The kaleidoscopic dimensions of time evaporate, replaced with a flurry of chromatic harmony and rhythm. This is the transformative essence of psychedelic music, comprising sub-genres such as psychedelic rock, acid house, and countless strands of electronic music. Mirrored in the notes and beats of this mind-altering soundscapes are social and cultural revolutions that have resonated across decades, permeating our current era.
The beginnings of psychedelic music trace back to the 1960s counterculture movement, most predominantly represented by music festivals epitomized by the legendary Woodstock. The Grateful Dead, a band synonymous with the psychedelic rock movement, played an instrumental role in shaping the music and the subculture surrounding it. The ‘Deadhead’ phenomenon, which refers to their zealous fans, represents one of the first identifiable subcultures linked with psychedelic music.
The Deadheads, who followed The Grateful Dead from gig to gig, held countercultural values rooted in community, authentic experience, rejection of commercialism, universal peace, and mind expansion – often aided by the use of Psychedelics. The countercultural climate of the time greatly influenced their musical expression, creating vast sonic landscapes that encouraged listeners to lose themselves in the experience, a distinctive characteristic shared by much of the music in the genre.

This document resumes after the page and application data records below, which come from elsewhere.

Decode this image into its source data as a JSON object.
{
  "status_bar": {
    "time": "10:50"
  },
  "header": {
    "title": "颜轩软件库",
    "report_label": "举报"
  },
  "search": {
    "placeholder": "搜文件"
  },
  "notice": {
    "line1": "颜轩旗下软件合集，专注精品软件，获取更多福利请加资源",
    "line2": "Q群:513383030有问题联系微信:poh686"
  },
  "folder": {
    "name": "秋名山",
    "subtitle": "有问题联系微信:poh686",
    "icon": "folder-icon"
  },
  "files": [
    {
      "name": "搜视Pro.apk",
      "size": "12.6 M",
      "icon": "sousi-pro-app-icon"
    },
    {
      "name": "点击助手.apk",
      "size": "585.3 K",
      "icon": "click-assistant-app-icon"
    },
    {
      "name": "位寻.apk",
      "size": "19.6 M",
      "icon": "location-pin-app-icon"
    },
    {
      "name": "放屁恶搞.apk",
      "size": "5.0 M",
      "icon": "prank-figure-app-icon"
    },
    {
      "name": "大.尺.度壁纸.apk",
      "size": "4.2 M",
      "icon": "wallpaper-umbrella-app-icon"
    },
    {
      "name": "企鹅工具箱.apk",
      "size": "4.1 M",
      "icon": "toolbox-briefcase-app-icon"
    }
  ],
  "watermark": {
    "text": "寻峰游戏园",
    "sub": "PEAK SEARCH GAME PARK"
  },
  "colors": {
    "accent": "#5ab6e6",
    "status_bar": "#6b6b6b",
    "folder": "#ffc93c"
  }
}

Another iconic band of the era, Pink Floyd, was known for their extraordinarily profound explorations in sound. Their music served as a conduit for listeners to traverse into unexplored spaces of their minds, offering deeply immersive musical journeys. Their influence is undeniably rooted in psychedelic rock, but their reach has extended far beyond and continues to resonate in today’s music scene.
As we moved on from the psychedelic rock era, the 1980s ushered in a wave of electronic music with a distinct psychedelic influence, in the form of acid house. This genre is characterized by its repetitive beats overlaid with hypnotic, swirling synthesizer lines, creating a trance-like state of mind akin to the previous experiments in psychedelic rock.
The raves and the rabbit-hole clubs became the congregational locations for this subculture, which held great significance in the social fabric of the time. The rave scene was also marked by countercultural values, mirroring those of the Deadheads with emphases on togetherness, universal acceptance, peace and love. Adding to the connection, raves often included psychedelic visuals to enhance the sensory experience.
Nowadays, the influence of psychedelic music is evident across a broad spectrum of music genres, from indie to pop to heavy metal. The music festivals of today continue to hold the tenet of the counterculture movement, fostering unity, peace, love and, in many ways, a psychedelic experience.
However, as we move further into the 21st century, the meaning and usage of the term ‘psychedelic music’ has expanded. It is no longer confined to the specifically mind-altering and hallucinatory soundscapes of the 60s and 80s. Instead, it now encompasses various modern genres of music that incorporate elements like delay, distortion, and other electronic effects to attain a greater depth of sound.
The evolution of the psyche of the collective listener and the advancement in music technology has allowed psychedelic music to change and expand while maintaining its core values and impact.
Thus, it becomes clear that, from the streets of Haight-Ashbury during the Summer of Love to today’s modern music festivals, psychedelic music has not only influenced countless generations of musicians but also the subcultures it has created.
In conclusion, it is clear how psychedelic music’s mind-altering soundscapes have not only pioneered innovative music genres and sub-genres but also spawned accompanying subcultures that have significantly shaped social and cultural landscapes. As it remains influential, psychedelic music’s legacy will undoubtedly continue to vibrate through the ether of time, rocking our minds and souls, and manifesting itself in continually evolving windows of sound and subcultures.